> _Dataset records_:
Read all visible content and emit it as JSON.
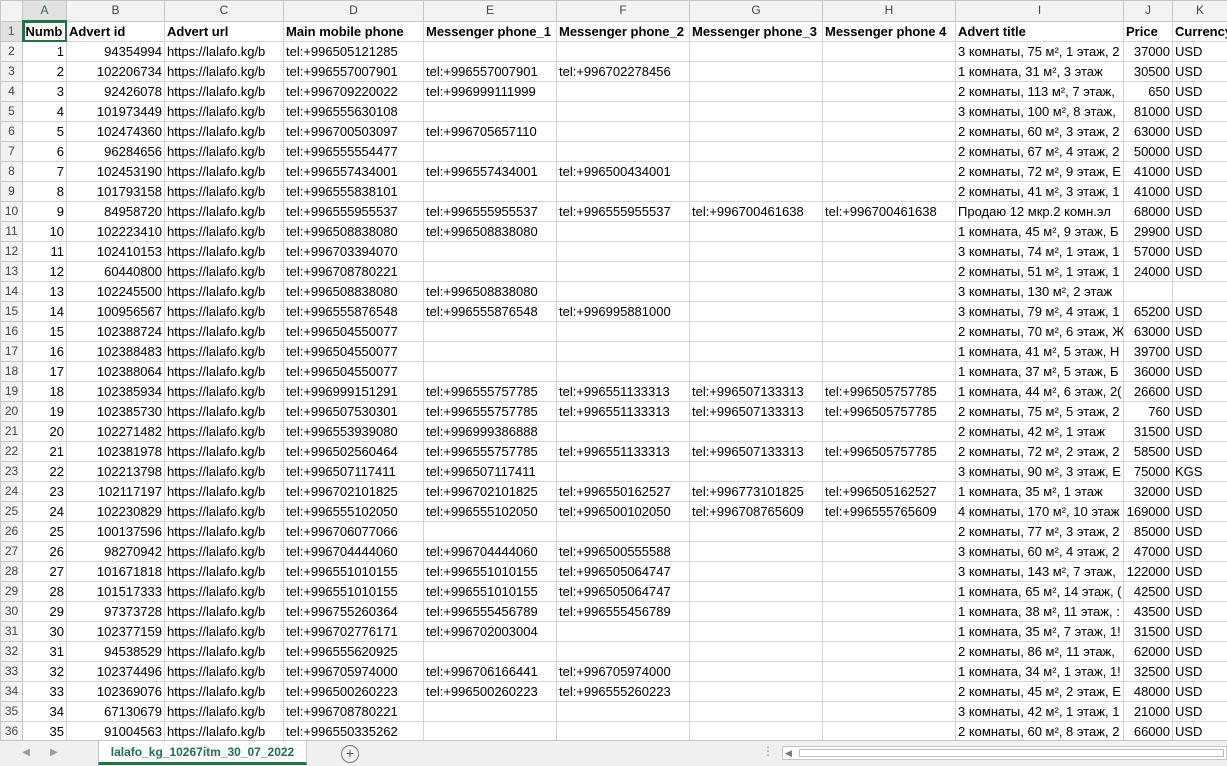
{
  "columns": [
    "A",
    "B",
    "C",
    "D",
    "E",
    "F",
    "G",
    "H",
    "I",
    "J",
    "K"
  ],
  "header_row": {
    "row_number": "1",
    "cells": [
      "Numb",
      "Advert id",
      "Advert url",
      "Main mobile phone",
      "Messenger phone_1",
      "Messenger phone_2",
      "Messenger phone_3",
      "Messenger phone 4",
      "Advert title",
      "Price",
      "Currency"
    ]
  },
  "rows": [
    {
      "r": "2",
      "cells": [
        "1",
        "94354994",
        "https://lalafo.kg/b",
        "tel:+996505121285",
        "",
        "",
        "",
        "",
        "3 комнаты, 75 м², 1 этаж, 2",
        "37000",
        "USD"
      ]
    },
    {
      "r": "3",
      "cells": [
        "2",
        "102206734",
        "https://lalafo.kg/b",
        "tel:+996557007901",
        "tel:+996557007901",
        "tel:+996702278456",
        "",
        "",
        "1 комната, 31 м², 3 этаж",
        "30500",
        "USD"
      ]
    },
    {
      "r": "4",
      "cells": [
        "3",
        "92426078",
        "https://lalafo.kg/b",
        "tel:+996709220022",
        "tel:+996999111999",
        "",
        "",
        "",
        "2 комнаты, 113 м², 7 этаж,",
        "650",
        "USD"
      ]
    },
    {
      "r": "5",
      "cells": [
        "4",
        "101973449",
        "https://lalafo.kg/b",
        "tel:+996555630108",
        "",
        "",
        "",
        "",
        "3 комнаты, 100 м², 8 этаж,",
        "81000",
        "USD"
      ]
    },
    {
      "r": "6",
      "cells": [
        "5",
        "102474360",
        "https://lalafo.kg/b",
        "tel:+996700503097",
        "tel:+996705657110",
        "",
        "",
        "",
        "2 комнаты, 60 м², 3 этаж, 2",
        "63000",
        "USD"
      ]
    },
    {
      "r": "7",
      "cells": [
        "6",
        "96284656",
        "https://lalafo.kg/b",
        "tel:+996555554477",
        "",
        "",
        "",
        "",
        "2 комнаты, 67 м², 4 этаж, 2",
        "50000",
        "USD"
      ]
    },
    {
      "r": "8",
      "cells": [
        "7",
        "102453190",
        "https://lalafo.kg/b",
        "tel:+996557434001",
        "tel:+996557434001",
        "tel:+996500434001",
        "",
        "",
        "2 комнаты, 72 м², 9 этаж, Е",
        "41000",
        "USD"
      ]
    },
    {
      "r": "9",
      "cells": [
        "8",
        "101793158",
        "https://lalafo.kg/b",
        "tel:+996555838101",
        "",
        "",
        "",
        "",
        "2 комнаты, 41 м², 3 этаж, 1",
        "41000",
        "USD"
      ]
    },
    {
      "r": "10",
      "cells": [
        "9",
        "84958720",
        "https://lalafo.kg/b",
        "tel:+996555955537",
        "tel:+996555955537",
        "tel:+996555955537",
        "tel:+996700461638",
        "tel:+996700461638",
        "Продаю 12 мкр.2 комн.эл",
        "68000",
        "USD"
      ]
    },
    {
      "r": "11",
      "cells": [
        "10",
        "102223410",
        "https://lalafo.kg/b",
        "tel:+996508838080",
        "tel:+996508838080",
        "",
        "",
        "",
        "1 комната, 45 м², 9 этаж, Б",
        "29900",
        "USD"
      ]
    },
    {
      "r": "12",
      "cells": [
        "11",
        "102410153",
        "https://lalafo.kg/b",
        "tel:+996703394070",
        "",
        "",
        "",
        "",
        "3 комнаты, 74 м², 1 этаж, 1",
        "57000",
        "USD"
      ]
    },
    {
      "r": "13",
      "cells": [
        "12",
        "60440800",
        "https://lalafo.kg/b",
        "tel:+996708780221",
        "",
        "",
        "",
        "",
        "2 комнаты, 51 м², 1 этаж, 1",
        "24000",
        "USD"
      ]
    },
    {
      "r": "14",
      "cells": [
        "13",
        "102245500",
        "https://lalafo.kg/b",
        "tel:+996508838080",
        "tel:+996508838080",
        "",
        "",
        "",
        "3 комнаты, 130 м², 2 этаж",
        "",
        ""
      ]
    },
    {
      "r": "15",
      "cells": [
        "14",
        "100956567",
        "https://lalafo.kg/b",
        "tel:+996555876548",
        "tel:+996555876548",
        "tel:+996995881000",
        "",
        "",
        "3 комнаты, 79 м², 4 этаж, 1",
        "65200",
        "USD"
      ]
    },
    {
      "r": "16",
      "cells": [
        "15",
        "102388724",
        "https://lalafo.kg/b",
        "tel:+996504550077",
        "",
        "",
        "",
        "",
        "2 комнаты, 70 м², 6 этаж, Ж",
        "63000",
        "USD"
      ]
    },
    {
      "r": "17",
      "cells": [
        "16",
        "102388483",
        "https://lalafo.kg/b",
        "tel:+996504550077",
        "",
        "",
        "",
        "",
        "1 комната, 41 м², 5 этаж, Н",
        "39700",
        "USD"
      ]
    },
    {
      "r": "18",
      "cells": [
        "17",
        "102388064",
        "https://lalafo.kg/b",
        "tel:+996504550077",
        "",
        "",
        "",
        "",
        "1 комната, 37 м², 5 этаж, Б",
        "36000",
        "USD"
      ]
    },
    {
      "r": "19",
      "cells": [
        "18",
        "102385934",
        "https://lalafo.kg/b",
        "tel:+996999151291",
        "tel:+996555757785",
        "tel:+996551133313",
        "tel:+996507133313",
        "tel:+996505757785",
        "1 комната, 44 м², 6 этаж, 2(",
        "26600",
        "USD"
      ]
    },
    {
      "r": "20",
      "cells": [
        "19",
        "102385730",
        "https://lalafo.kg/b",
        "tel:+996507530301",
        "tel:+996555757785",
        "tel:+996551133313",
        "tel:+996507133313",
        "tel:+996505757785",
        "2 комнаты, 75 м², 5 этаж, 2",
        "760",
        "USD"
      ]
    },
    {
      "r": "21",
      "cells": [
        "20",
        "102271482",
        "https://lalafo.kg/b",
        "tel:+996553939080",
        "tel:+996999386888",
        "",
        "",
        "",
        "2 комнаты, 42 м², 1 этаж",
        "31500",
        "USD"
      ]
    },
    {
      "r": "22",
      "cells": [
        "21",
        "102381978",
        "https://lalafo.kg/b",
        "tel:+996502560464",
        "tel:+996555757785",
        "tel:+996551133313",
        "tel:+996507133313",
        "tel:+996505757785",
        "2 комнаты, 72 м², 2 этаж, 2",
        "58500",
        "USD"
      ]
    },
    {
      "r": "23",
      "cells": [
        "22",
        "102213798",
        "https://lalafo.kg/b",
        "tel:+996507117411",
        "tel:+996507117411",
        "",
        "",
        "",
        "3 комнаты, 90 м², 3 этаж, Е",
        "75000",
        "KGS"
      ]
    },
    {
      "r": "24",
      "cells": [
        "23",
        "102117197",
        "https://lalafo.kg/b",
        "tel:+996702101825",
        "tel:+996702101825",
        "tel:+996550162527",
        "tel:+996773101825",
        "tel:+996505162527",
        "1 комната, 35 м², 1 этаж",
        "32000",
        "USD"
      ]
    },
    {
      "r": "25",
      "cells": [
        "24",
        "102230829",
        "https://lalafo.kg/b",
        "tel:+996555102050",
        "tel:+996555102050",
        "tel:+996500102050",
        "tel:+996708765609",
        "tel:+996555765609",
        "4 комнаты, 170 м², 10 этаж",
        "169000",
        "USD"
      ]
    },
    {
      "r": "26",
      "cells": [
        "25",
        "100137596",
        "https://lalafo.kg/b",
        "tel:+996706077066",
        "",
        "",
        "",
        "",
        "2 комнаты, 77 м², 3 этаж, 2",
        "85000",
        "USD"
      ]
    },
    {
      "r": "27",
      "cells": [
        "26",
        "98270942",
        "https://lalafo.kg/b",
        "tel:+996704444060",
        "tel:+996704444060",
        "tel:+996500555588",
        "",
        "",
        "3 комнаты, 60 м², 4 этаж, 2",
        "47000",
        "USD"
      ]
    },
    {
      "r": "28",
      "cells": [
        "27",
        "101671818",
        "https://lalafo.kg/b",
        "tel:+996551010155",
        "tel:+996551010155",
        "tel:+996505064747",
        "",
        "",
        "3 комнаты, 143 м², 7 этаж,",
        "122000",
        "USD"
      ]
    },
    {
      "r": "29",
      "cells": [
        "28",
        "101517333",
        "https://lalafo.kg/b",
        "tel:+996551010155",
        "tel:+996551010155",
        "tel:+996505064747",
        "",
        "",
        "1 комната, 65 м², 14 этаж, (",
        "42500",
        "USD"
      ]
    },
    {
      "r": "30",
      "cells": [
        "29",
        "97373728",
        "https://lalafo.kg/b",
        "tel:+996755260364",
        "tel:+996555456789",
        "tel:+996555456789",
        "",
        "",
        "1 комната, 38 м², 11 этаж, :",
        "43500",
        "USD"
      ]
    },
    {
      "r": "31",
      "cells": [
        "30",
        "102377159",
        "https://lalafo.kg/b",
        "tel:+996702776171",
        "tel:+996702003004",
        "",
        "",
        "",
        "1 комната, 35 м², 7 этаж, 1!",
        "31500",
        "USD"
      ]
    },
    {
      "r": "32",
      "cells": [
        "31",
        "94538529",
        "https://lalafo.kg/b",
        "tel:+996555620925",
        "",
        "",
        "",
        "",
        "2 комнаты, 86 м², 11 этаж,",
        "62000",
        "USD"
      ]
    },
    {
      "r": "33",
      "cells": [
        "32",
        "102374496",
        "https://lalafo.kg/b",
        "tel:+996705974000",
        "tel:+996706166441",
        "tel:+996705974000",
        "",
        "",
        "1 комната, 34 м², 1 этаж, 1!",
        "32500",
        "USD"
      ]
    },
    {
      "r": "34",
      "cells": [
        "33",
        "102369076",
        "https://lalafo.kg/b",
        "tel:+996500260223",
        "tel:+996500260223",
        "tel:+996555260223",
        "",
        "",
        "2 комнаты, 45 м², 2 этаж, Е",
        "48000",
        "USD"
      ]
    },
    {
      "r": "35",
      "cells": [
        "34",
        "67130679",
        "https://lalafo.kg/b",
        "tel:+996708780221",
        "",
        "",
        "",
        "",
        "3 комнаты, 42 м², 1 этаж, 1",
        "21000",
        "USD"
      ]
    },
    {
      "r": "36",
      "cells": [
        "35",
        "91004563",
        "https://lalafo.kg/b",
        "tel:+996550335262",
        "",
        "",
        "",
        "",
        "2 комнаты, 60 м², 8 этаж, 2",
        "66000",
        "USD"
      ]
    }
  ],
  "sheet_tab": {
    "label": "lalafo_kg_10267itm_30_07_2022"
  },
  "icons": {
    "prev_sheet": "caret-left-icon",
    "next_sheet": "caret-right-icon",
    "add_sheet": "plus-circle-icon"
  },
  "colors": {
    "accent": "#217346"
  }
}
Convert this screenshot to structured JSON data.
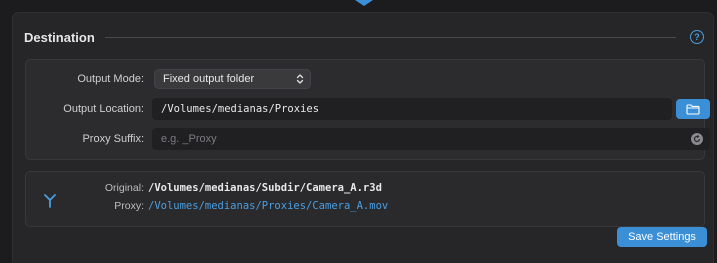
{
  "section": {
    "title": "Destination",
    "help_icon": "question-circle-icon",
    "help_glyph": "?"
  },
  "settings": {
    "output_mode": {
      "label": "Output Mode:",
      "value": "Fixed output folder",
      "icon": "chevron-updown-icon"
    },
    "output_location": {
      "label": "Output Location:",
      "value": "/Volumes/medianas/Proxies",
      "button_icon": "folder-icon"
    },
    "proxy_suffix": {
      "label": "Proxy Suffix:",
      "value": "",
      "placeholder": "e.g. _Proxy",
      "reset_icon": "reset-icon"
    }
  },
  "preview": {
    "icon": "branch-icon",
    "original_label": "Original:",
    "original_value": "/Volumes/medianas/Subdir/Camera_A.r3d",
    "proxy_label": "Proxy:",
    "proxy_value": "/Volumes/medianas/Proxies/Camera_A.mov"
  },
  "actions": {
    "save_label": "Save Settings"
  },
  "colors": {
    "accent": "#3a8fd6",
    "link": "#4a9ee0",
    "background": "#1c1c1e",
    "panel": "#262628"
  }
}
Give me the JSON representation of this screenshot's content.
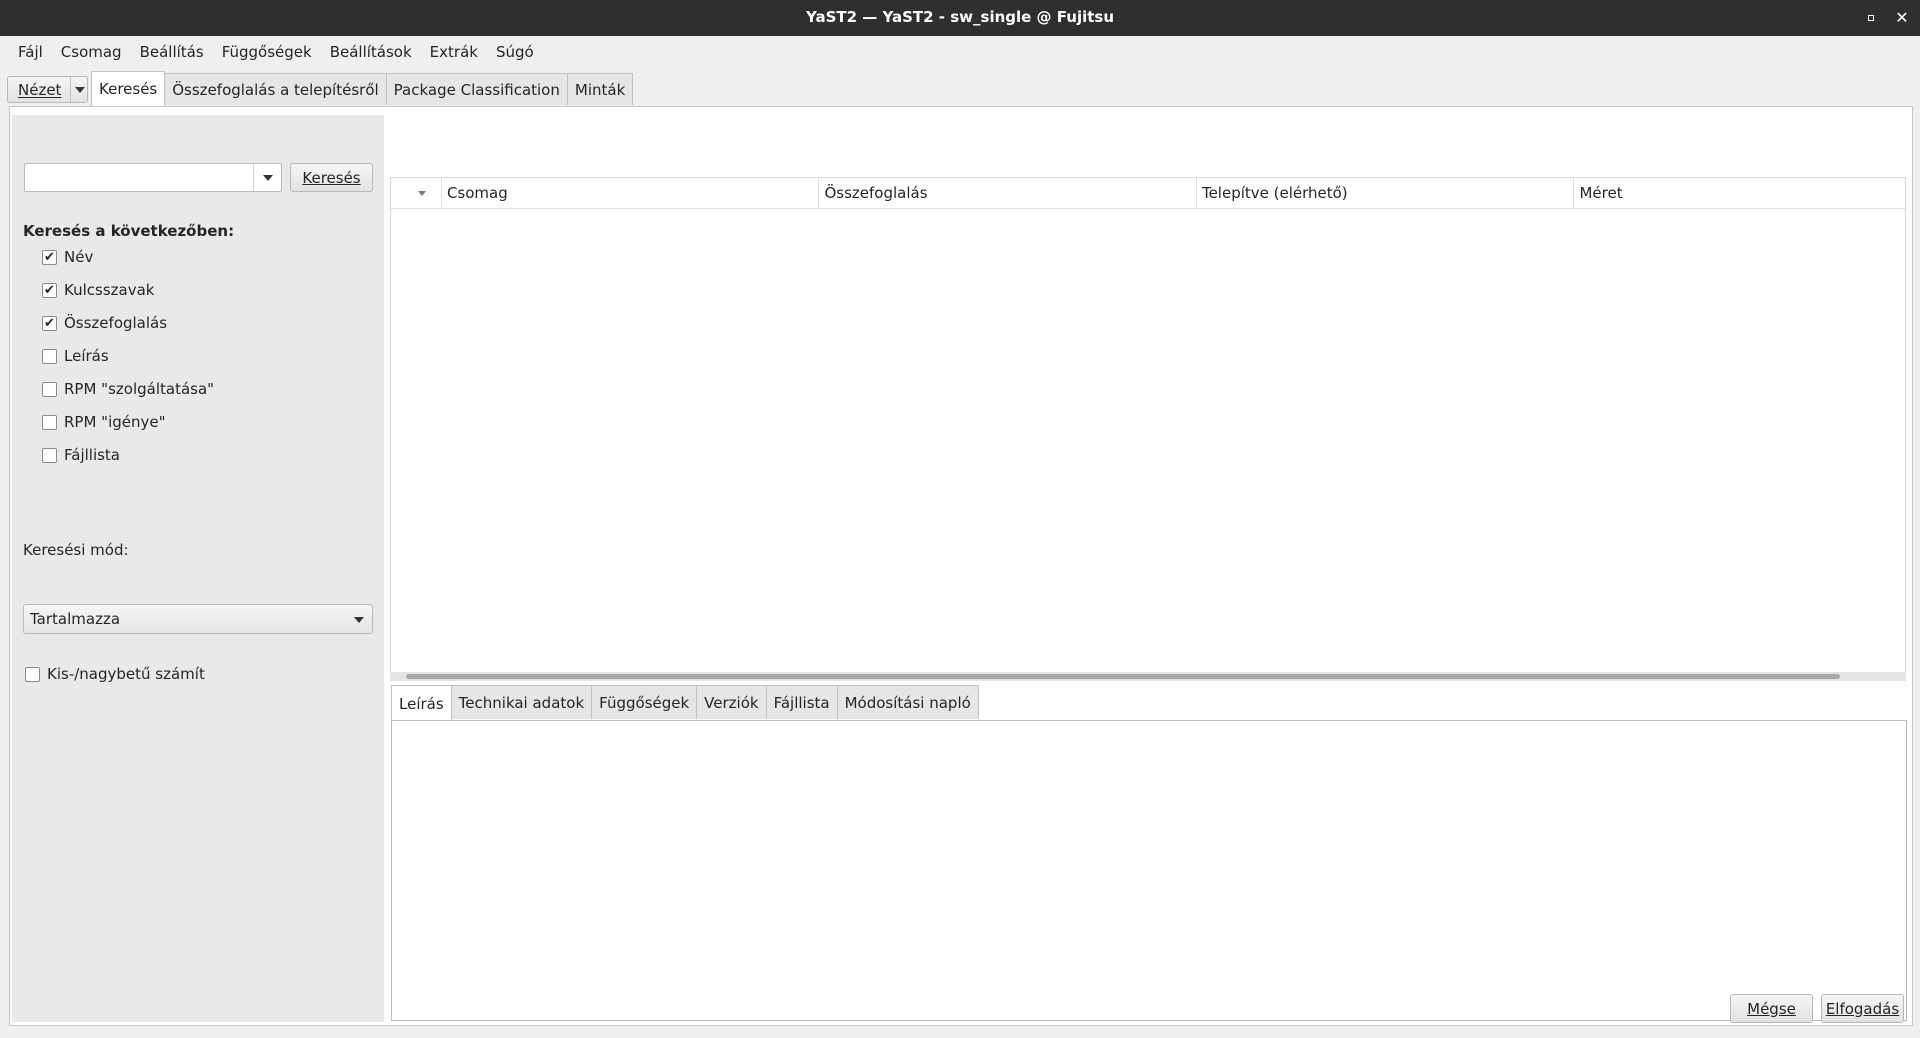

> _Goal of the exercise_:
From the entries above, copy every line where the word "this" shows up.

> _Written answer_:
Convert this screenshot to structured JSON data.
Give me the JSON representation of this screenshot's content.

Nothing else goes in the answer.